Thanks to technology, getting from A to B has never been easier. Technology has transformed the way we travel — our methods of transport are more advanced than they’ve ever been. But when you’re driving along highways or byways, you probably don’t think about the technology responsible for the route. 

Highway planning agencies have constructed some of the best roads in the world with the help of technological systems, software, and equipment. With advanced tools, large stretches of roads can be constructed or improved in minimal time. And by efficiently improving road networks, organizations can tackle road safety and traffic flow, reducing congestion and limiting the risks of collisions. 

So here are five technologies that have improved road construction, and brought us some of the most efficient highways. 

1: LiDAR Systems

Before roads can be improved or constructed, transport agencies carry out surveys of existing roads, infrastructure, and land for potential new routes. The information gathered in these surveys can help teams analyze the condition and layout of roads and plan new routes or reconstruction. 

In the past, organizations used traditional surveying methods and equipment such as theodolites to collect information from roads. However, modern surveys now use LiDAR, also known as light detection and ranging technology. These systems collect detailed information from the Earth’s surface using laser light pulses to gather 3D coordinates from the scanned area. LiDAR systems collect millions of coordinates or “points” in a survey, which together form a “point cloud.”

Point clouds, when analyzed with the right software, form a detailed and accurate digital representation of the surveyed environment — a 3D CAD model. This model can be used by highway planning agencies to inspect existing roads and routes, analyze the condition of surfaces and identify and locate features such as sidewalks, signs, and guard rails. This information can then help organizations make informed decisions regarding highway planning projects. 

2: Point Cloud Processing and Computer Modelling Software

This technology goes hand in hand with LiDAR. Point cloud processing software transforms millions of coordinates gathered in LiDAR surveys into a 3D digital model of the surveyed area. 

Teams and individual contractors can then use the CAD model to inspect land, roads, and infrastructure. The layout of roads and junctions can be reviewed and even tested using vehicle simulation. By moving a digital vehicle through the CAD model, teams can identify and locate collision risks and traffic flow issues. 

This software can also simulate new road construction, so new routes, as well as existing ones, can be tested and analyzed. By carrying out analysis in the safety of the digital world, agencies can identify potential issues before road works begin. This way, road construction projects are more likely to be successful, cost-efficient, and timely. 

3: Drones

Another type of technology used by highway planning agencies all over the world is UAVs. Drones have become vital tools for road surveying teams as they can be mounted with LiDAR systems and used to survey vast areas of land in a short space of time. 

By surveying from the skies, organizations can produce digital terrain maps of large areas, which are used by highway planning agencies and can also contribute to mapping and navigation. 

4: Anti-Icing Road Surface Technology 

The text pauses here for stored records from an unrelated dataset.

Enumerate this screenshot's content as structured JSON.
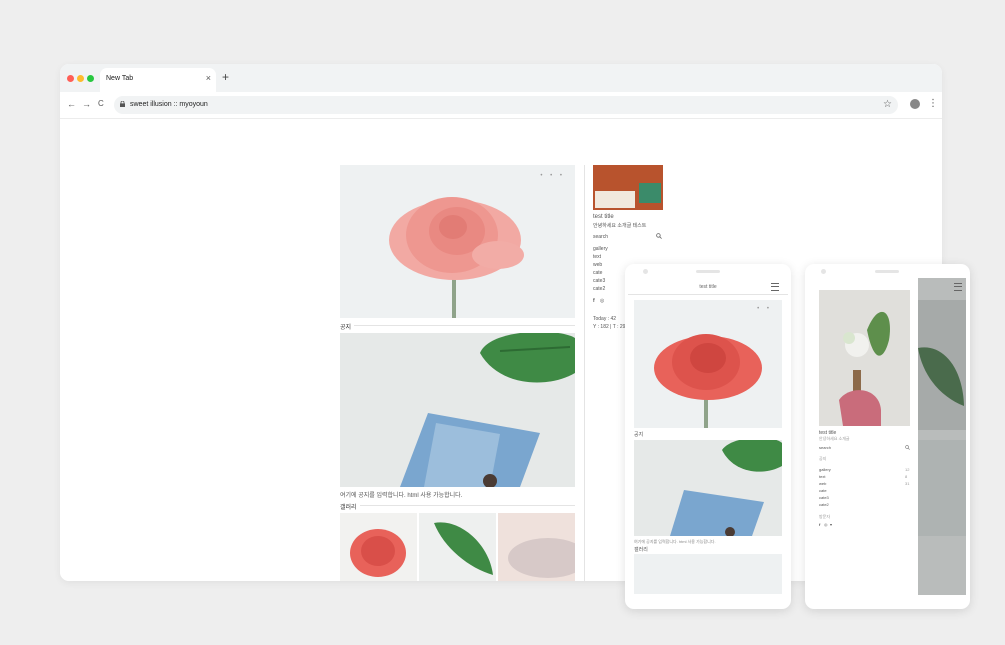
{
  "browser": {
    "tab_title": "New Tab",
    "tab_close": "×",
    "new_tab": "+",
    "url": "sweet illusion :: myoyoun",
    "back": "←",
    "forward": "→",
    "reload": "C",
    "star": "☆",
    "menu": "⋮",
    "traffic_lights": [
      "#ff5f57",
      "#febc2e",
      "#28c840"
    ]
  },
  "desktop": {
    "dots": "• • •",
    "notice_title": "공지",
    "notice_caption": "여기에 공지를 입력합니다. html 사용 가능합니다.",
    "gallery_title": "갤러리",
    "sidebar": {
      "blog_title": "test title",
      "blog_desc": "안녕하세요 소개글 테스트",
      "search_label": "search",
      "categories": [
        "gallery",
        "text",
        "web",
        "cate",
        "cate3",
        "cate2"
      ],
      "today": "Today : 42",
      "yesterday_total": "Y : 182 | T : 29"
    }
  },
  "phone1": {
    "header_title": "test title",
    "dots": "• •",
    "notice_title": "공지",
    "notice_caption": "여기에 공지를 입력합니다. html 사용 가능합니다.",
    "gallery_title": "갤러리"
  },
  "phone2": {
    "blog_title": "test title",
    "blog_desc": "안녕하세요 소개글",
    "search_label": "search",
    "section_label": "공지",
    "categories": [
      "gallery",
      "text",
      "web",
      "cate",
      "cate3",
      "cate2"
    ],
    "counts": [
      "12",
      "8",
      "31"
    ],
    "footer_label": "방문자"
  },
  "colors": {
    "rose": "#e8625a",
    "rose_pale": "#f2a9a3",
    "leaf": "#3f8a45",
    "magazine": "#7aa6cf"
  }
}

In colder destinations, ice can pose a serious safety risk on roads, causing drivers to lose control of their vehicles. But scientists have developed a technology designed to limit the risk of winter driving: road surfaces that can de-ice themselves. These surfaces are being used by highway planning agencies around the world, from Europe to the USA.

These surfaces are made with a salt potassium formula and gradually release de-icing salt. Not only does this make roads safer for drivers, but it also saves councils money on de-icing road-clearing efforts. 

Electric cars are growing in popularity every day, so it makes sense that transport agencies are building roads with electric vehicles in mind. But one issue with these cars is range. While electric vehicles can now go much further on a single charge than they could previously, battery range can still be an issue for those traveling long distances. 

So scientists have developed roads that can charge cars as they drive. Electric rails or embedded magnetic fields are laid beneath road surfaces and energy transfers to the vehicle via a coil inside the car. This energy then charges the car’s battery. These roads are completely safe to walk on, even in the rain, so there’s no safety risk to pedestrians. 

Dynamic charging, Electric Priority Lanes have been tested in the UK, and the very first electrified road opened in Sweden in 2018. This dynamic charging technology is likely to be adopted by more transport agencies in the future, improving roads for electric vehicle drivers.